Adolescence is a critical period in life when the body is changing rapidly and is vulnerable to chemical exposures. Because evidence suggests that the seeds of breast cancer may be sown early in life, the Early Life exposures in Latina Adolescents (ELLA) study hopes to find out whether exposure to common environmental chemicals during puberty leads to changes in the breast that could increase a young girl’s chances of developing breast cancer later in life.

Over the last several decades, thousands of synthetic chemicals have been introduced into our environment through everyday consumer products and from industrial sources. Many of these chemicals are endocrine disruptors that mimic the body’s natural hormones, and a number of them have been associated with breast cancer risk.

The ELLA study builds on an existing study involving 500 Latina girls in Santiago, Chile. The girls, who are in their early teens, are unique in that investigators have been following them since age four, collecting data on developmental milestones such as breast development and age of first menstruation. Using urine and blood samples, researchers are measuring the girls’ exposures to three different endocrine disruptors:

  • PFOA (perfluorooctanoic acid): highly fluorinated chemicals commonly used in food packaging and non-stick coatings on cookware
  • BBP (butylbenzyl phthalate): a type of phthalate found in flexible plastics and vinyl flooring
  • Zeranol: a synthetic hormone widely used in the US and Chilean beef industry

The girls then undergo breast imaging with an innovative low-dose x-ray imaging technique called Dual X-ray absorptiometry (DXA) to determine whether exposure to these chemicals leads to changes in breast density. Studies have shown that women with dense breasts have an increased risk of developing breast cancer.

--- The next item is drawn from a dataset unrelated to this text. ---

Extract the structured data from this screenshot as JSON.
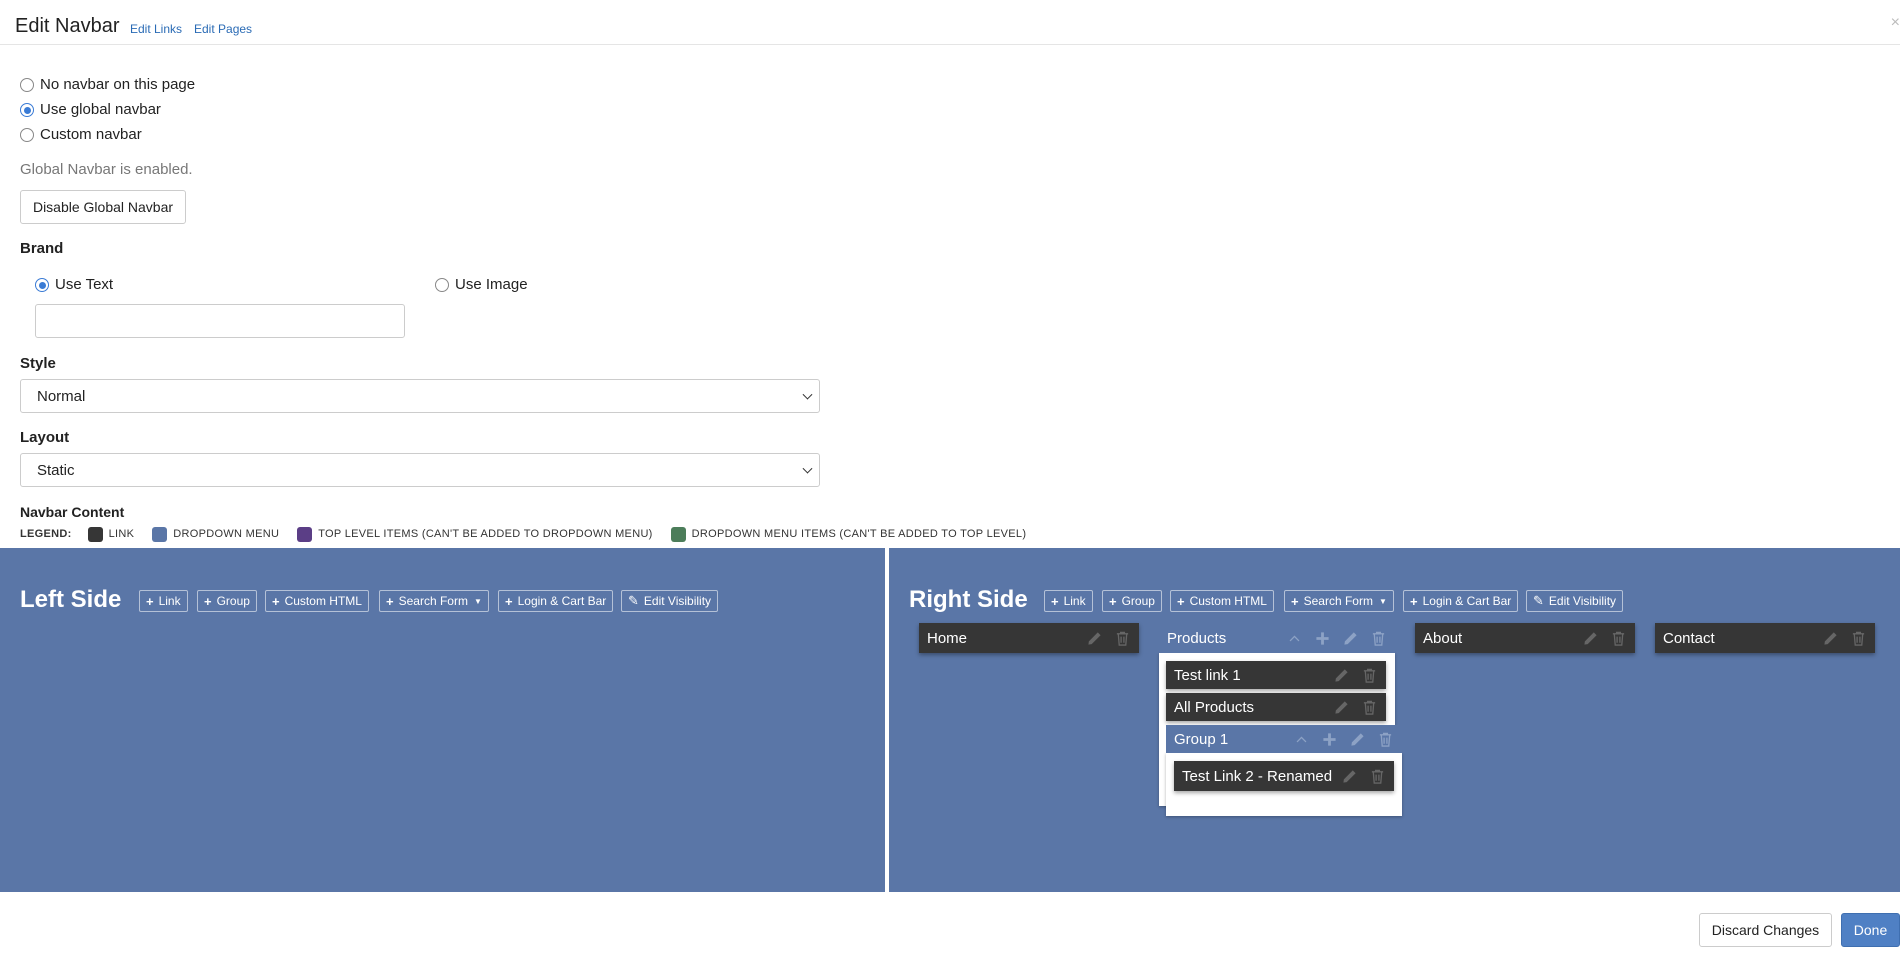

Animal experiments are being conducted in parallel to better understand the biological effects of these three chemicals—both alone and in combination—on the development of mammary glands and on the activation of genes associated with tumor growth. Experiments like these allow scientists to determine more precisely whether chemical exposures early in life cause changes in breast tissue that are persistent and increase susceptibility to breast cancer.

Results from the ELLA study will be reported back to the parents of the girls enrolled. These personalized reports include information on the girls’ levels of exposure, as well as general information on the three chemicals, potential health implications, scientific uncertainties, and strategies for reducing chemical exposures through healthier living. By connecting the project to breast cancer and environmental advocacy groups in the U.S., the ELLA study is working to translate its findings into personal and policy changes that promote health, and ultimately prevent breast cancer.

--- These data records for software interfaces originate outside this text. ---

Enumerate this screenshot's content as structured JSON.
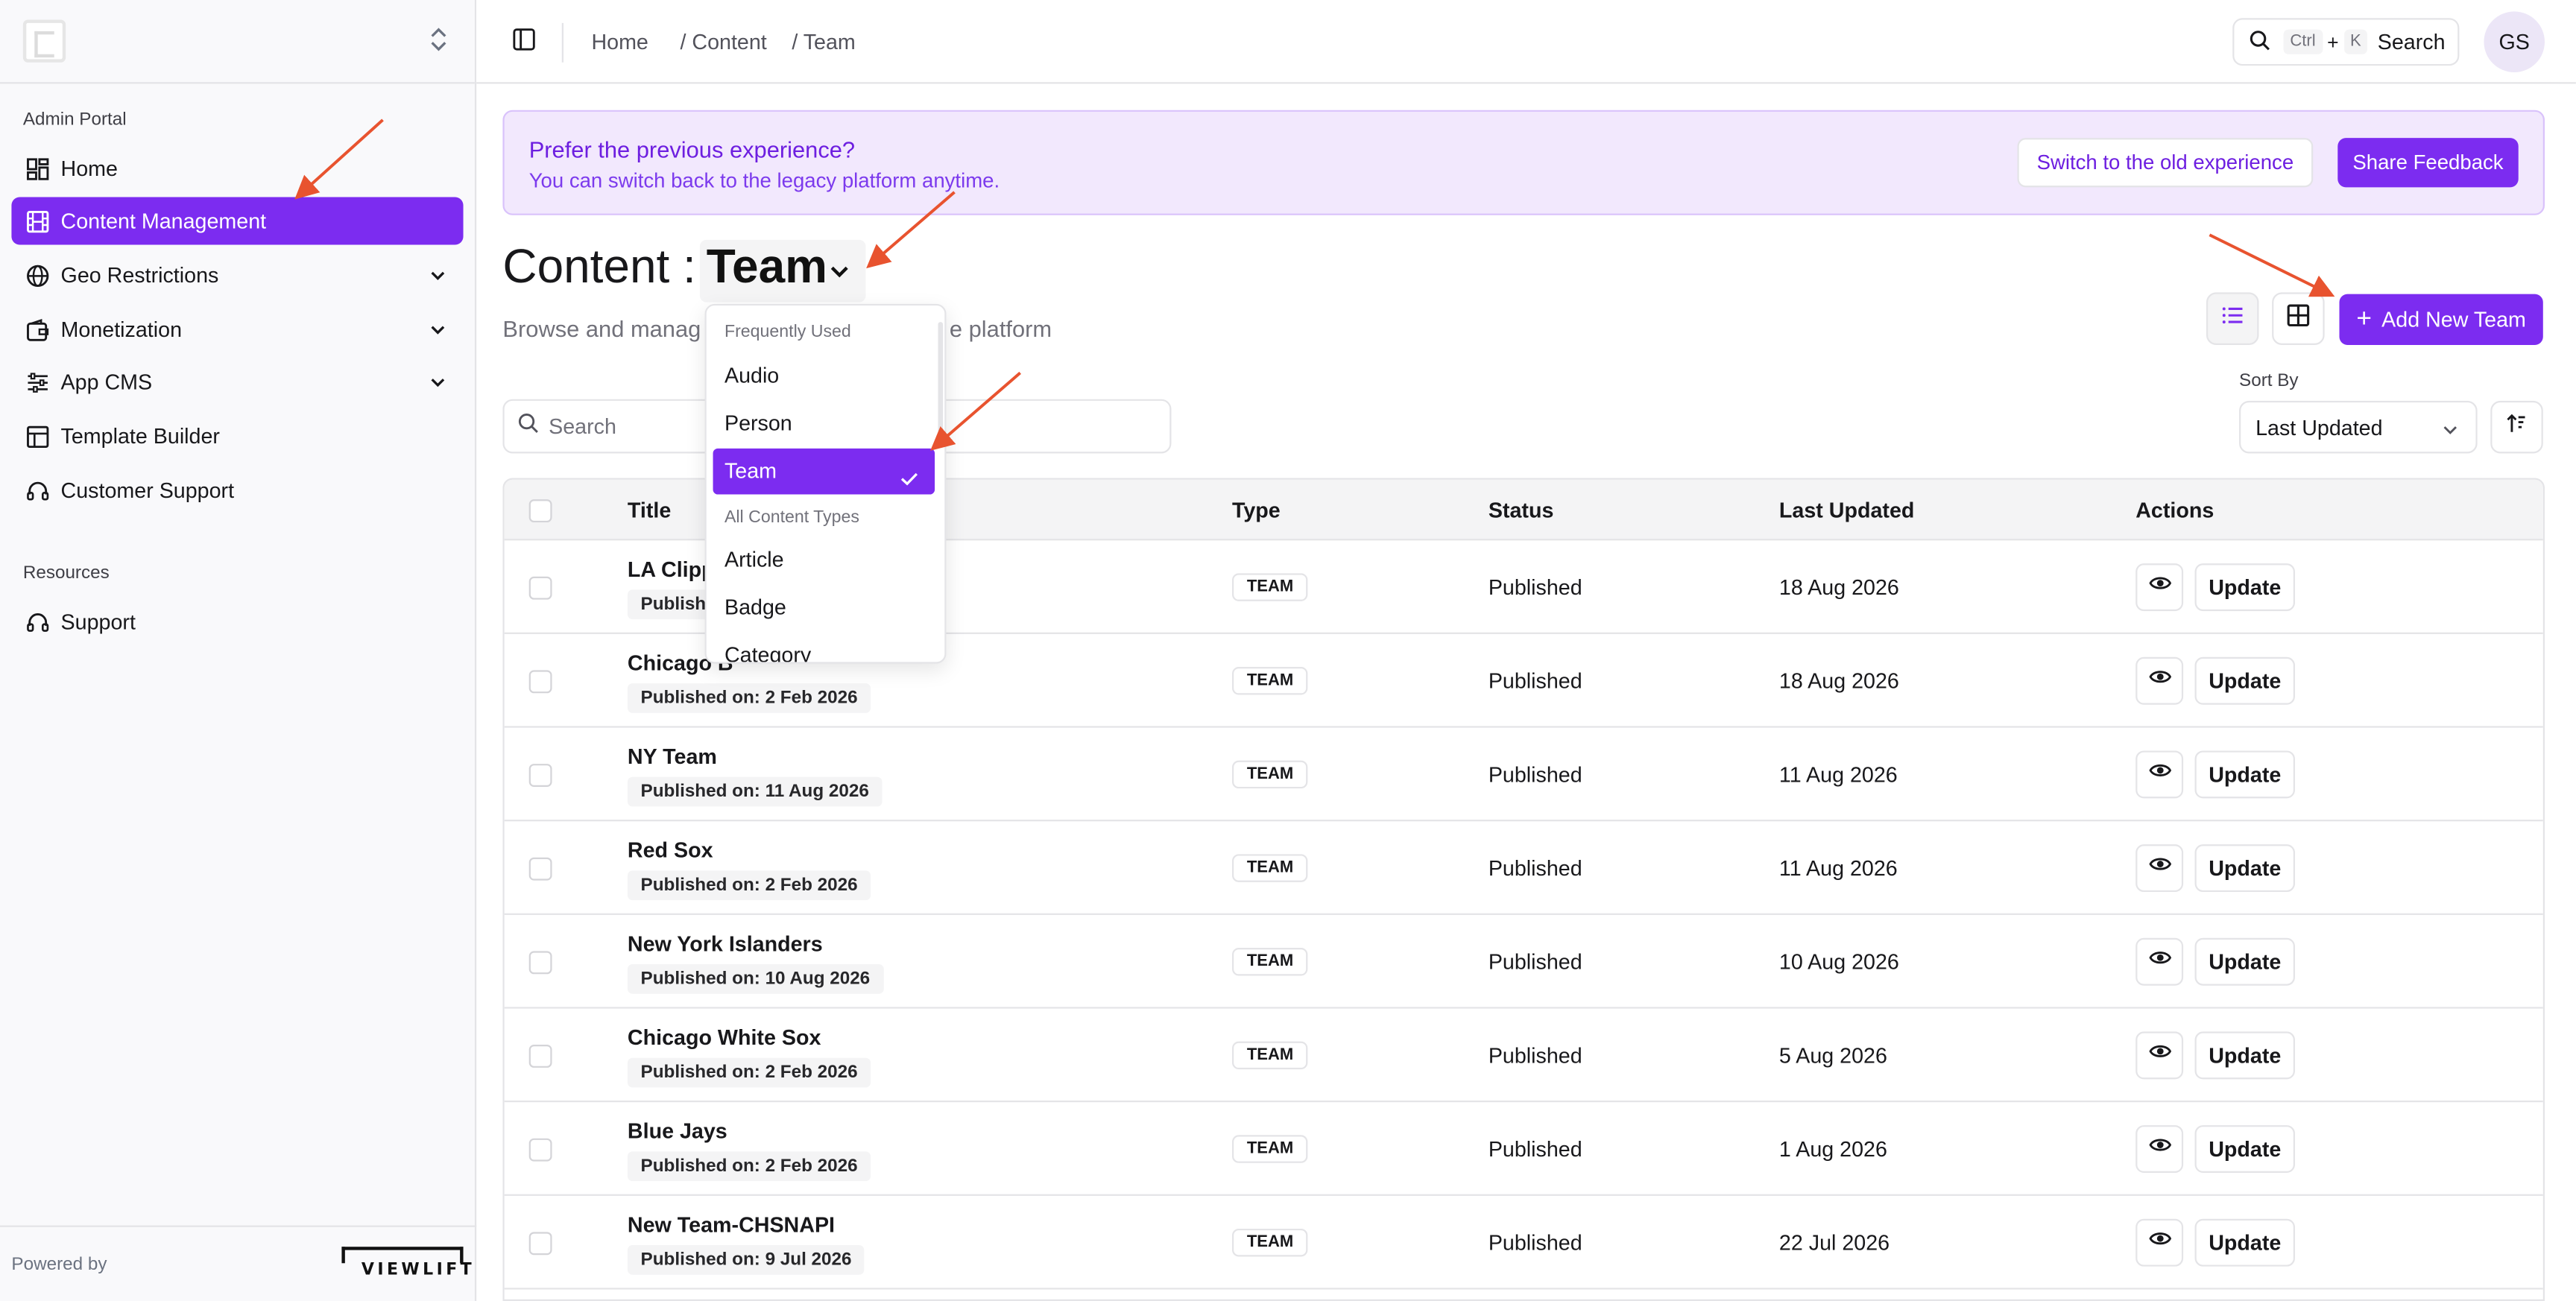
{
  "sidebar": {
    "admin_label": "Admin Portal",
    "items": [
      {
        "label": "Home"
      },
      {
        "label": "Content Management"
      },
      {
        "label": "Geo Restrictions"
      },
      {
        "label": "Monetization"
      },
      {
        "label": "App CMS"
      },
      {
        "label": "Template Builder"
      },
      {
        "label": "Customer Support"
      }
    ],
    "resources_label": "Resources",
    "resources_items": [
      {
        "label": "Support"
      }
    ],
    "powered_by": "Powered by",
    "brand": "VIEWLIFT"
  },
  "topbar": {
    "breadcrumb": [
      "Home",
      "/ Content",
      "/ Team"
    ],
    "search_kbd_1": "Ctrl",
    "search_plus": "+",
    "search_kbd_2": "K",
    "search_label": "Search",
    "avatar": "GS"
  },
  "banner": {
    "title": "Prefer the previous experience?",
    "subtitle": "You can switch back to the legacy platform anytime.",
    "switch_button": "Switch to the old experience",
    "feedback_button": "Share Feedback"
  },
  "heading": {
    "title": "Content :",
    "selected_type": "Team",
    "subtitle": "Browse and manag",
    "subtitle_tail": "e platform",
    "add_button": "Add New Team"
  },
  "filters": {
    "search_placeholder": "Search",
    "sort_label": "Sort By",
    "sort_value": "Last Updated"
  },
  "dropdown": {
    "group_frequent": "Frequently Used",
    "frequent": [
      "Audio",
      "Person",
      "Team"
    ],
    "group_all": "All Content Types",
    "all": [
      "Article",
      "Badge",
      "Category"
    ]
  },
  "table": {
    "headers": {
      "title": "Title",
      "type": "Type",
      "status": "Status",
      "updated": "Last Updated",
      "actions": "Actions"
    },
    "update_label": "Update",
    "rows": [
      {
        "title": "LA Clipp",
        "published": "Publishe",
        "type": "TEAM",
        "status": "Published",
        "updated": "18 Aug 2026"
      },
      {
        "title": "Chicago B",
        "published": "Published on: 2 Feb 2026",
        "type": "TEAM",
        "status": "Published",
        "updated": "18 Aug 2026"
      },
      {
        "title": "NY Team",
        "published": "Published on: 11 Aug 2026",
        "type": "TEAM",
        "status": "Published",
        "updated": "11 Aug 2026"
      },
      {
        "title": "Red Sox",
        "published": "Published on: 2 Feb 2026",
        "type": "TEAM",
        "status": "Published",
        "updated": "11 Aug 2026"
      },
      {
        "title": "New York Islanders",
        "published": "Published on: 10 Aug 2026",
        "type": "TEAM",
        "status": "Published",
        "updated": "10 Aug 2026"
      },
      {
        "title": "Chicago White Sox",
        "published": "Published on: 2 Feb 2026",
        "type": "TEAM",
        "status": "Published",
        "updated": "5 Aug 2026"
      },
      {
        "title": "Blue Jays",
        "published": "Published on: 2 Feb 2026",
        "type": "TEAM",
        "status": "Published",
        "updated": "1 Aug 2026"
      },
      {
        "title": "New Team-CHSNAPI",
        "published": "Published on: 9 Jul 2026",
        "type": "TEAM",
        "status": "Published",
        "updated": "22 Jul 2026"
      }
    ]
  },
  "colors": {
    "accent": "#7c2cf0",
    "banner_bg": "#f2e8fd",
    "annotation_arrow": "#e8532f"
  }
}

ELLA is a collaboration between researchers at UCLA Fielding School of Public Health, Silent Spring Institute, Fox Chase Cancer Center, and University of Chile. The project is one of seven efforts nationwide being funded through the Breast Cancer and the Environment Research Program (BCERP)—a National Institutes of Health (NIH) program focused on breast cancer prevention and environmental health.